Ten Tracks Today – 14th June 2011
Posted by Alan Rogers on June 15, 2011
So far it’s looking good. Though I am getting a few layout issues when I view these lists in Google Chrome (mainly the aligning of the CD covers). And anyone who knows me that things like formatting really annoy me! Posting this Ten Tracks will bring me up to date.
What can I say that hasn’t been said before? Not much. A grand, gothic theme, it starts off right at you with that powerful fanfare on the horns. Lumbering onwards there’s powerful chorus throughout. Probably my favourite score of the trilogy (ignoring the 4th film) and one of my favourite Goldsmith themes/tracks.
It’s the rhythm and the acoustic guitars that I like about this track. A short track but a great pick-me-up.
A distinct soft jazz feel to this track with the vibraphone, double bass, piano and brushes on snare drums. I came across this whilst browsing for something else. It’s a great theme and I cam imagine listening to this in a smoke-filled bar…wherever smoking is still permitted indoors.
Textbook Tyler for this short action track: rhythmic undercurrent & frantic strings/brass. Great!
One of my wife’s favourite “classical” pieces. Probably a favourite on Classic FM radio but I wasn’t familiar with it. But it’s a very powerful theme. The version I am familiar with is the EMI Music For Pleasure version with Emin Khachaturian/USSR Cinema Symphony Orchestra.
Dual mandolins (by the sound of it) play what could be a piece of source music as it’s structured as a piece of formal music (may be some sort of montage?) A fiesta? Nice and light.
A lovely orchestral piece for strings, piano and clarinet (I assume clarinet as George plays clarinet). When this composer is called to provide music with an emotional clout he usually delivers in spades.
I could easily have listed this piece as the theme from the BBC Holiday(?) programme. Sometimes the use of music for film (or even classical pieces) in other places lumbers them with different associations to those initially intended. I could never see this scene in this movie and not see people on holiday.
Quite a formal track in that it seems to have a form that would be more appropriate in a concert hall. I like the staccato strings’ rhythm throughout the track more than anything else.

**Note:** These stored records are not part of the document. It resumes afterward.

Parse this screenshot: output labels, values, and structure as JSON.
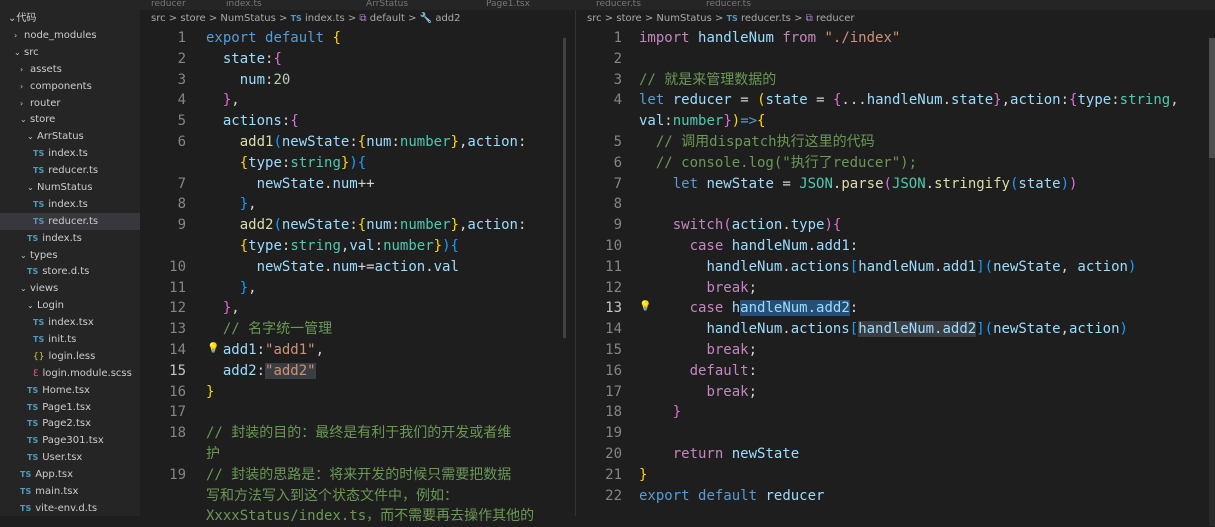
{
  "explorer": {
    "title": "代码"
  },
  "tree": [
    {
      "label": "node_modules",
      "indent": 14,
      "kind": "folder",
      "open": false
    },
    {
      "label": "src",
      "indent": 14,
      "kind": "folder",
      "open": true
    },
    {
      "label": "assets",
      "indent": 20,
      "kind": "folder",
      "open": false
    },
    {
      "label": "components",
      "indent": 20,
      "kind": "folder",
      "open": false
    },
    {
      "label": "router",
      "indent": 20,
      "kind": "folder",
      "open": false
    },
    {
      "label": "store",
      "indent": 20,
      "kind": "folder",
      "open": true
    },
    {
      "label": "ArrStatus",
      "indent": 27,
      "kind": "folder",
      "open": true
    },
    {
      "label": "index.ts",
      "indent": 33,
      "kind": "ts"
    },
    {
      "label": "reducer.ts",
      "indent": 33,
      "kind": "ts"
    },
    {
      "label": "NumStatus",
      "indent": 27,
      "kind": "folder",
      "open": true
    },
    {
      "label": "index.ts",
      "indent": 33,
      "kind": "ts"
    },
    {
      "label": "reducer.ts",
      "indent": 33,
      "kind": "ts",
      "active": true
    },
    {
      "label": "index.ts",
      "indent": 27,
      "kind": "ts"
    },
    {
      "label": "types",
      "indent": 20,
      "kind": "folder",
      "open": true
    },
    {
      "label": "store.d.ts",
      "indent": 27,
      "kind": "ts"
    },
    {
      "label": "views",
      "indent": 20,
      "kind": "folder",
      "open": true
    },
    {
      "label": "Login",
      "indent": 27,
      "kind": "folder",
      "open": true
    },
    {
      "label": "index.tsx",
      "indent": 33,
      "kind": "ts"
    },
    {
      "label": "init.ts",
      "indent": 33,
      "kind": "ts"
    },
    {
      "label": "login.less",
      "indent": 33,
      "kind": "less"
    },
    {
      "label": "login.module.scss",
      "indent": 33,
      "kind": "scss"
    },
    {
      "label": "Home.tsx",
      "indent": 27,
      "kind": "ts"
    },
    {
      "label": "Page1.tsx",
      "indent": 27,
      "kind": "ts"
    },
    {
      "label": "Page2.tsx",
      "indent": 27,
      "kind": "ts"
    },
    {
      "label": "Page301.tsx",
      "indent": 27,
      "kind": "ts"
    },
    {
      "label": "User.tsx",
      "indent": 27,
      "kind": "ts"
    },
    {
      "label": "App.tsx",
      "indent": 20,
      "kind": "ts"
    },
    {
      "label": "main.tsx",
      "indent": 20,
      "kind": "ts"
    },
    {
      "label": "vite-env.d.ts",
      "indent": 20,
      "kind": "ts"
    }
  ],
  "tabs": {
    "t1": "reducer",
    "t2": "index.ts",
    "t3": "ArrStatus",
    "t4": "Page1.tsx",
    "t5": "reducer.ts",
    "t6": "reducer.ts"
  },
  "left_breadcrumb": {
    "src": "src",
    "store": "store",
    "numstatus": "NumStatus",
    "file_badge": "TS",
    "file": "index.ts",
    "sym1": "default",
    "sym2": "add2"
  },
  "right_breadcrumb": {
    "src": "src",
    "store": "store",
    "numstatus": "NumStatus",
    "file_badge": "TS",
    "file": "reducer.ts",
    "sym1": "reducer"
  },
  "left_code": [
    {
      "n": "1",
      "html": "<span class='k'>export</span> <span class='k'>default</span> <span class='b1'>{</span>"
    },
    {
      "n": "2",
      "html": "  <span class='v'>state</span><span class='o'>:</span><span class='b2'>{</span>"
    },
    {
      "n": "3",
      "html": "    <span class='v'>num</span><span class='o'>:</span><span class='n'>20</span>"
    },
    {
      "n": "4",
      "html": "  <span class='b2'>}</span><span class='o'>,</span>"
    },
    {
      "n": "5",
      "html": "  <span class='v'>actions</span><span class='o'>:</span><span class='b2'>{</span>"
    },
    {
      "n": "6",
      "html": "    <span class='f'>add1</span><span class='b3'>(</span><span class='v'>newState</span><span class='o'>:</span><span class='b1'>{</span><span class='v'>num</span><span class='o'>:</span><span class='t'>number</span><span class='b1'>}</span><span class='o'>,</span><span class='v'>action</span><span class='o'>:</span>"
    },
    {
      "n": "",
      "html": "    <span class='b1'>{</span><span class='v'>type</span><span class='o'>:</span><span class='t'>string</span><span class='b1'>}</span><span class='b3'>)</span><span class='b3'>{</span>"
    },
    {
      "n": "7",
      "html": "      <span class='v'>newState</span><span class='o'>.</span><span class='v'>num</span><span class='o'>++</span>"
    },
    {
      "n": "8",
      "html": "    <span class='b3'>}</span><span class='o'>,</span>"
    },
    {
      "n": "9",
      "html": "    <span class='f'>add2</span><span class='b3'>(</span><span class='v'>newState</span><span class='o'>:</span><span class='b1'>{</span><span class='v'>num</span><span class='o'>:</span><span class='t'>number</span><span class='b1'>}</span><span class='o'>,</span><span class='v'>action</span><span class='o'>:</span>"
    },
    {
      "n": "",
      "html": "    <span class='b1'>{</span><span class='v'>type</span><span class='o'>:</span><span class='t'>string</span><span class='o'>,</span><span class='v'>val</span><span class='o'>:</span><span class='t'>number</span><span class='b1'>}</span><span class='b3'>)</span><span class='b3'>{</span>"
    },
    {
      "n": "10",
      "html": "      <span class='v'>newState</span><span class='o'>.</span><span class='v'>num</span><span class='o'>+=</span><span class='v'>action</span><span class='o'>.</span><span class='v'>val</span>"
    },
    {
      "n": "11",
      "html": "    <span class='b3'>}</span><span class='o'>,</span>"
    },
    {
      "n": "12",
      "html": "  <span class='b2'>}</span><span class='o'>,</span>"
    },
    {
      "n": "13",
      "html": "  <span class='cm'>// 名字统一管理</span>"
    },
    {
      "n": "14",
      "html": "  <span class='v'>add1</span><span class='o'>:</span><span class='s'>\"add1\"</span><span class='o'>,</span>",
      "bulb": true
    },
    {
      "n": "15",
      "html": "  <span class='v'>add2</span><span class='o'>:</span><span class='s hl2'>\"add2\"</span>",
      "cur": true
    },
    {
      "n": "16",
      "html": "<span class='b1'>}</span>"
    },
    {
      "n": "17",
      "html": ""
    },
    {
      "n": "18",
      "html": "<span class='cm'>// 封装的目的：最终是有利于我们的开发或者维</span>"
    },
    {
      "n": "",
      "html": "<span class='cm'>护</span>"
    },
    {
      "n": "19",
      "html": "<span class='cm'>// 封装的思路是：将来开发的时候只需要把数据</span>"
    },
    {
      "n": "",
      "html": "<span class='cm'>写和方法写入到这个状态文件中，例如：</span>"
    },
    {
      "n": "",
      "html": "<span class='cm'>XxxxStatus/index.ts，而不需要再去操作其他的</span>"
    }
  ],
  "right_code": [
    {
      "n": "1",
      "html": "<span class='c'>import</span> <span class='v'>handleNum</span> <span class='c'>from</span> <span class='s'>\"./index\"</span>"
    },
    {
      "n": "2",
      "html": ""
    },
    {
      "n": "3",
      "html": "<span class='cm'>// 就是来管理数据的</span>"
    },
    {
      "n": "4",
      "html": "<span class='k'>let</span> <span class='v'>reducer</span> <span class='o'>=</span> <span class='b1'>(</span><span class='v'>state</span> <span class='o'>=</span> <span class='b2'>{</span><span class='o'>...</span><span class='v'>handleNum</span><span class='o'>.</span><span class='v'>state</span><span class='b2'>}</span><span class='o'>,</span><span class='v'>action</span><span class='o'>:</span><span class='b2'>{</span><span class='v'>type</span><span class='o'>:</span><span class='t'>string</span><span class='o'>,</span>"
    },
    {
      "n": "",
      "html": "<span class='v'>val</span><span class='o'>:</span><span class='t'>number</span><span class='b2'>}</span><span class='b1'>)</span><span class='k'>=></span><span class='b1'>{</span>"
    },
    {
      "n": "5",
      "html": "  <span class='cm'>// 调用dispatch执行这里的代码</span>"
    },
    {
      "n": "6",
      "html": "  <span class='cm'>// console.log(\"执行了reducer\");</span>"
    },
    {
      "n": "7",
      "html": "    <span class='k'>let</span> <span class='v'>newState</span> <span class='o'>=</span> <span class='t'>JSON</span><span class='o'>.</span><span class='f'>parse</span><span class='b2'>(</span><span class='t'>JSON</span><span class='o'>.</span><span class='f'>stringify</span><span class='b3'>(</span><span class='v'>state</span><span class='b3'>)</span><span class='b2'>)</span>"
    },
    {
      "n": "8",
      "html": ""
    },
    {
      "n": "9",
      "html": "    <span class='c'>switch</span><span class='b2'>(</span><span class='v'>action</span><span class='o'>.</span><span class='v'>type</span><span class='b2'>)</span><span class='b2'>{</span>"
    },
    {
      "n": "10",
      "html": "      <span class='c'>case</span> <span class='v'>handleNum</span><span class='o'>.</span><span class='v'>add1</span><span class='o'>:</span>"
    },
    {
      "n": "11",
      "html": "        <span class='v'>handleNum</span><span class='o'>.</span><span class='v'>actions</span><span class='b3'>[</span><span class='v'>handleNum</span><span class='o'>.</span><span class='v'>add1</span><span class='b3'>]</span><span class='b3'>(</span><span class='v'>newState</span><span class='o'>,</span> <span class='v'>action</span><span class='b3'>)</span>"
    },
    {
      "n": "12",
      "html": "        <span class='c'>break</span><span class='o'>;</span>"
    },
    {
      "n": "13",
      "html": "      <span class='c'>case</span> <span class='v'>h<span class='hl'>andleNum.add2</span></span><span class='o'>:</span>",
      "bulb": true,
      "cur": true
    },
    {
      "n": "14",
      "html": "        <span class='v'>handleNum</span><span class='o'>.</span><span class='v'>actions</span><span class='b3'>[</span><span class='v hl2'>handleNum.add2</span><span class='b3'>]</span><span class='b3'>(</span><span class='v'>newState</span><span class='o'>,</span><span class='v'>action</span><span class='b3'>)</span>"
    },
    {
      "n": "15",
      "html": "        <span class='c'>break</span><span class='o'>;</span>"
    },
    {
      "n": "16",
      "html": "      <span class='c'>default</span><span class='o'>:</span>"
    },
    {
      "n": "17",
      "html": "        <span class='c'>break</span><span class='o'>;</span>"
    },
    {
      "n": "18",
      "html": "    <span class='b2'>}</span>"
    },
    {
      "n": "19",
      "html": ""
    },
    {
      "n": "20",
      "html": "    <span class='c'>return</span> <span class='v'>newState</span>"
    },
    {
      "n": "21",
      "html": "<span class='b1'>}</span>"
    },
    {
      "n": "22",
      "html": "<span class='k'>export</span> <span class='k'>default</span> <span class='v'>reducer</span>"
    }
  ]
}
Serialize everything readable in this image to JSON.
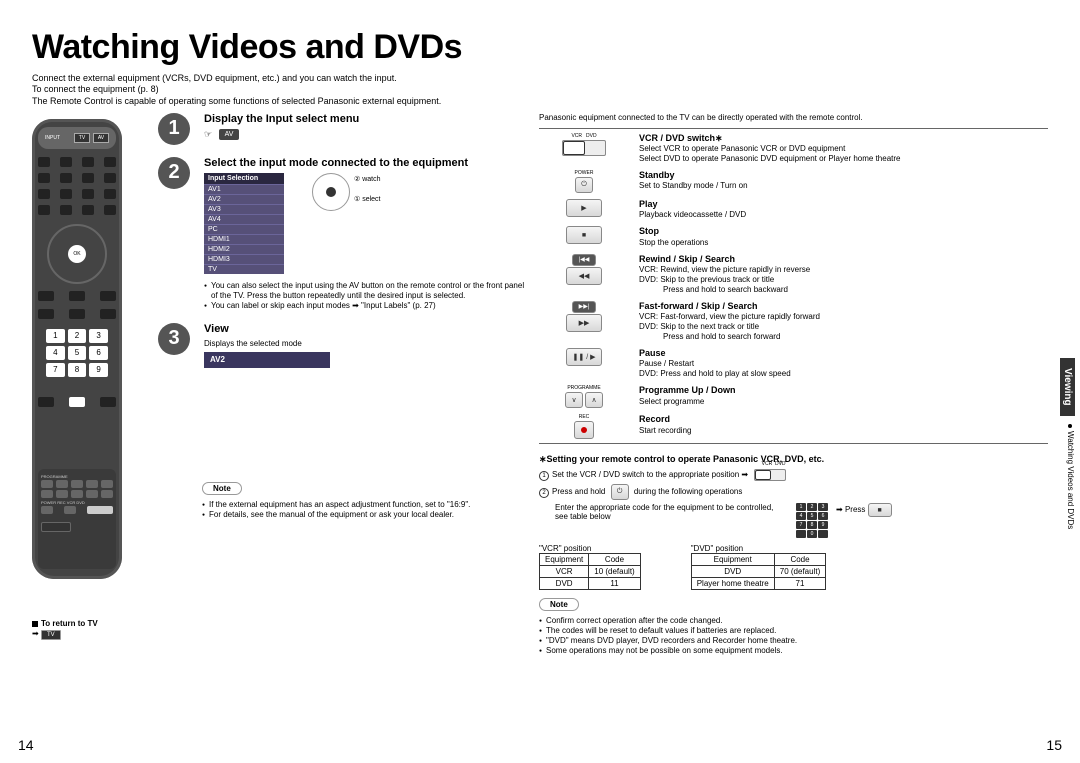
{
  "page": {
    "title": "Watching Videos and DVDs",
    "left": "14",
    "right": "15"
  },
  "intro": {
    "l1": "Connect the external equipment (VCRs, DVD equipment, etc.) and you can watch the input.",
    "l2": "To connect the equipment (p. 8)",
    "l3": "The Remote Control is capable of operating some functions of selected Panasonic external equipment."
  },
  "steps": {
    "s1": {
      "title": "Display the Input select menu",
      "btn": "AV"
    },
    "s2": {
      "title": "Select the input mode connected to the equipment",
      "panel_head": "Input Selection",
      "panel": [
        "AV1",
        "AV2",
        "AV3",
        "AV4",
        "PC",
        "HDMI1",
        "HDMI2",
        "HDMI3",
        "TV"
      ],
      "nav1": "② watch",
      "nav2": "① select",
      "note1": "You can also select the input using the AV button on the remote control or the front panel of the TV. Press the button repeatedly until the desired input is selected.",
      "note2": "You can label or skip each input modes ➡ \"Input Labels\" (p. 27)"
    },
    "s3": {
      "title": "View",
      "sub": "Displays the selected mode",
      "mode": "AV2"
    }
  },
  "return": {
    "label": "To return to TV",
    "tv": "TV"
  },
  "left_note": {
    "pill": "Note",
    "n1": "If the external equipment has an aspect adjustment function, set to \"16:9\".",
    "n2": "For details, see the manual of the equipment or ask your local dealer."
  },
  "right_intro": "Panasonic equipment connected to the TV can be directly operated with the remote control.",
  "funcs": {
    "switch": {
      "vcr": "VCR",
      "dvd": "DVD",
      "title": "VCR / DVD switch∗",
      "d1": "Select VCR to operate Panasonic VCR or DVD equipment",
      "d2": "Select DVD to operate Panasonic DVD equipment or Player home theatre"
    },
    "standby": {
      "lbl": "POWER",
      "title": "Standby",
      "d": "Set to Standby mode / Turn on"
    },
    "play": {
      "g": "▶",
      "title": "Play",
      "d": "Playback videocassette / DVD"
    },
    "stop": {
      "g": "■",
      "title": "Stop",
      "d": "Stop the operations"
    },
    "rew": {
      "g1": "|◀◀",
      "g2": "◀◀",
      "title": "Rewind / Skip / Search",
      "d1": "VCR: Rewind, view the picture rapidly in reverse",
      "d2": "DVD: Skip to the previous track or title",
      "d3": "Press and hold to search backward"
    },
    "ff": {
      "g1": "▶▶|",
      "g2": "▶▶",
      "title": "Fast-forward / Skip / Search",
      "d1": "VCR: Fast-forward, view the picture rapidly forward",
      "d2": "DVD: Skip to the next track or title",
      "d3": "Press and hold to search forward"
    },
    "pause": {
      "g": "❚❚ / ▶",
      "title": "Pause",
      "d1": "Pause / Restart",
      "d2": "DVD: Press and hold to play at slow speed"
    },
    "prog": {
      "lbl": "PROGRAMME",
      "v": "∨",
      "a": "∧",
      "title": "Programme Up / Down",
      "d": "Select programme"
    },
    "rec": {
      "lbl": "REC",
      "title": "Record",
      "d": "Start recording"
    }
  },
  "setting": {
    "title": "∗Setting your remote control to operate Panasonic VCR, DVD, etc.",
    "l1a": "Set the VCR / DVD switch to the appropriate position ➡",
    "l2a": "Press and hold",
    "l2b": "during the following operations",
    "power": "POWER",
    "l3": "Enter the appropriate code for the equipment to be controlled, see table below",
    "press": "Press",
    "stop": "■",
    "vcr_pos": "\"VCR\" position",
    "dvd_pos": "\"DVD\" position",
    "eq": "Equipment",
    "code": "Code",
    "vcr_rows": [
      [
        "VCR",
        "10 (default)"
      ],
      [
        "DVD",
        "11"
      ]
    ],
    "dvd_rows": [
      [
        "DVD",
        "70 (default)"
      ],
      [
        "Player home theatre",
        "71"
      ]
    ]
  },
  "bottom_note": {
    "pill": "Note",
    "n1": "Confirm correct operation after the code changed.",
    "n2": "The codes will be reset to default values if batteries are replaced.",
    "n3": "\"DVD\" means DVD player, DVD recorders and Recorder home theatre.",
    "n4": "Some operations may not be possible on some equipment models."
  },
  "sidetab": {
    "blk": "Viewing",
    "wht": "Watching Videos and DVDs"
  },
  "remote": {
    "tv": "TV",
    "av": "AV",
    "input": "INPUT",
    "ok": "OK"
  }
}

This an excellent score and I like this track especially the way it starts with the vocals and then moves into orchestra with a subtle electronic rhythm. Then in the latter half it all comes together.